Extreme Food Insecurity Is About to Spike in 23 Hotspots Around The World, UN Warns
Over 20 ‘hunger hotspots’ around the world are expected to encounter an increase in severe food insecurity over the next four months, according to a new report from the United Nations (UN).
Two UN bodies – the Food and Agriculture Organization (FAO) and World Food Programme (WFP) – published the advice last week, warning these hotspots will face crippling food shortages from now until November amidst dire obstructions to food assistance measures.
“Families that rely on humanitarian assistance to survive are hanging by a thread,” says WFP Executive Director David Beasley.
“When we cannot reach them, that thread is cut, and the consequences are nothing short of catastrophic.”
Global food insecurity has dramatically increased in recent years, with another UN report published earlier this year finding that 155 million people were experiencing crisis-level food shortages in 2020 (an increase of 20 million from 2019).
The new forecast – which warns over 41 million people worldwide are now at risk of falling into famine or famine-like conditions – lists 23 hunger hotspots, with Ethiopia and Madagascar representing new highest-alert cases.
“The vast majority of those on the verge are farmers,” says FAO Director-General QU Dongyu.
“So far, support to agriculture as key means of preventing widespread famine remains largely overlooked by donors.
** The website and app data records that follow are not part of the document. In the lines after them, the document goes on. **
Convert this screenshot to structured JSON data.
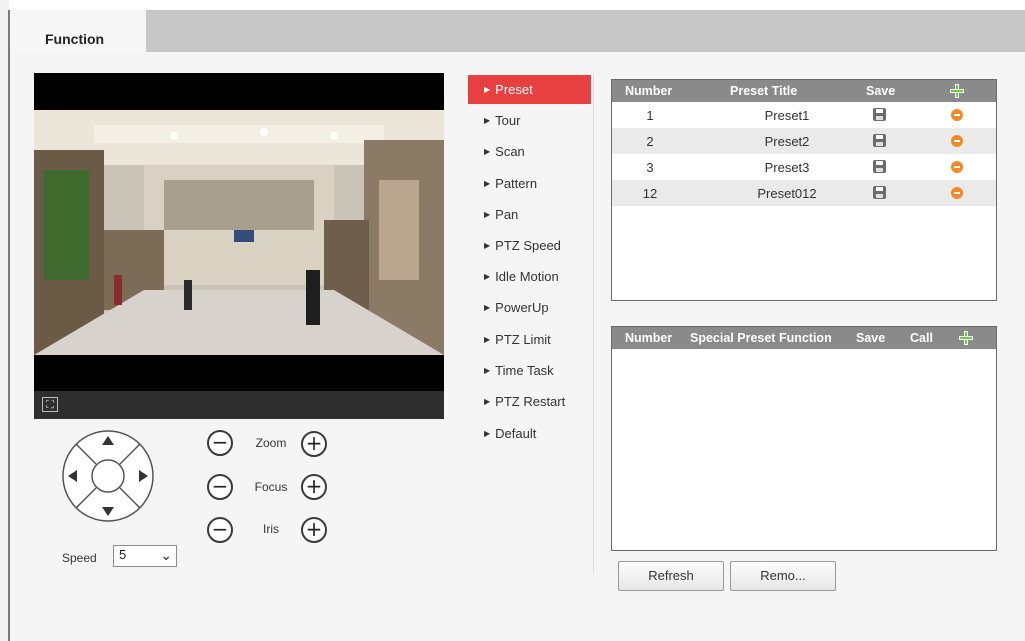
{
  "tab": {
    "label": "Function"
  },
  "video": {
    "fullscreen_icon": "fullscreen-icon"
  },
  "ptz": {
    "speed_label": "Speed",
    "speed_value": "5",
    "zoom_label": "Zoom",
    "focus_label": "Focus",
    "iris_label": "Iris",
    "minus": "−",
    "plus": "+"
  },
  "menu": {
    "items": [
      {
        "label": "Preset"
      },
      {
        "label": "Tour"
      },
      {
        "label": "Scan"
      },
      {
        "label": "Pattern"
      },
      {
        "label": "Pan"
      },
      {
        "label": "PTZ Speed"
      },
      {
        "label": "Idle Motion"
      },
      {
        "label": "PowerUp"
      },
      {
        "label": "PTZ Limit"
      },
      {
        "label": "Time Task"
      },
      {
        "label": "PTZ Restart"
      },
      {
        "label": "Default"
      }
    ],
    "active": "Preset"
  },
  "preset_table": {
    "headers": {
      "number": "Number",
      "title": "Preset Title",
      "save": "Save"
    },
    "rows": [
      {
        "number": "1",
        "title": "Preset1"
      },
      {
        "number": "2",
        "title": "Preset2"
      },
      {
        "number": "3",
        "title": "Preset3"
      },
      {
        "number": "12",
        "title": "Preset012"
      }
    ]
  },
  "special_table": {
    "headers": {
      "number": "Number",
      "function": "Special Preset Function",
      "save": "Save",
      "call": "Call"
    }
  },
  "buttons": {
    "refresh": "Refresh",
    "remove": "Remo..."
  },
  "colors": {
    "accent": "#e84040",
    "header_bg": "#8a8a8a",
    "add": "#6bcf3b",
    "delete": "#f08a24"
  }
}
Without such support to agriculture, humanitarian needs will keep skyrocketing.”
The situation in Ethiopia is worsened by armed conflict in the Tigray region that began last year, while Madagascar is currently experiencing its worst drought in 40 years, threatening tens of thousands of people with famine conditions this year.
South Sudan, Yemen, and Nigeria are also considered particularly high-level alerts.
Other hotspots in the list include Afghanistan, Angola, Central Africa Republic, Central Sahel, Chad, Colombia, Democratic Republic of the Congo, El Salvador together with Honduras, Guatemala, Haiti, Kenya, Lebanon, Mozambique, Myanmar, Sierra Leone together with Liberia, Somalia, and Syrian Arab Republic.
While the nature of the food crisis in each country is different, UN researchers say the most common drivers of acute hunger issues are conflict, economic shocks (including those stemming from the COVID-19 pandemic), and natural hazard risks.
Because of the ongoing nature of these problems, vulnerable countries to food insecurity receive a variety of food assistance programs, but the UN says this life-saving aid frequently risks being cut off by armed conflict, blockades, and bureaucratic obstacles.
It’s imperative that targeted humanitarian action counters the threat of these vital services being taken away, or situations involving hundreds of thousands of people can spiral from crises, to emergencies, to outright famines.
“Humanitarian access isn’t some abstract concept,” Beasley says.
“It means authorities approving paperwork in time so that food can be moved swiftly, it means checkpoints allow trucks to pass and reach their destination, it means humanitarian responders are not targeted, so they are able to carry out their life- and livelihood-saving work.”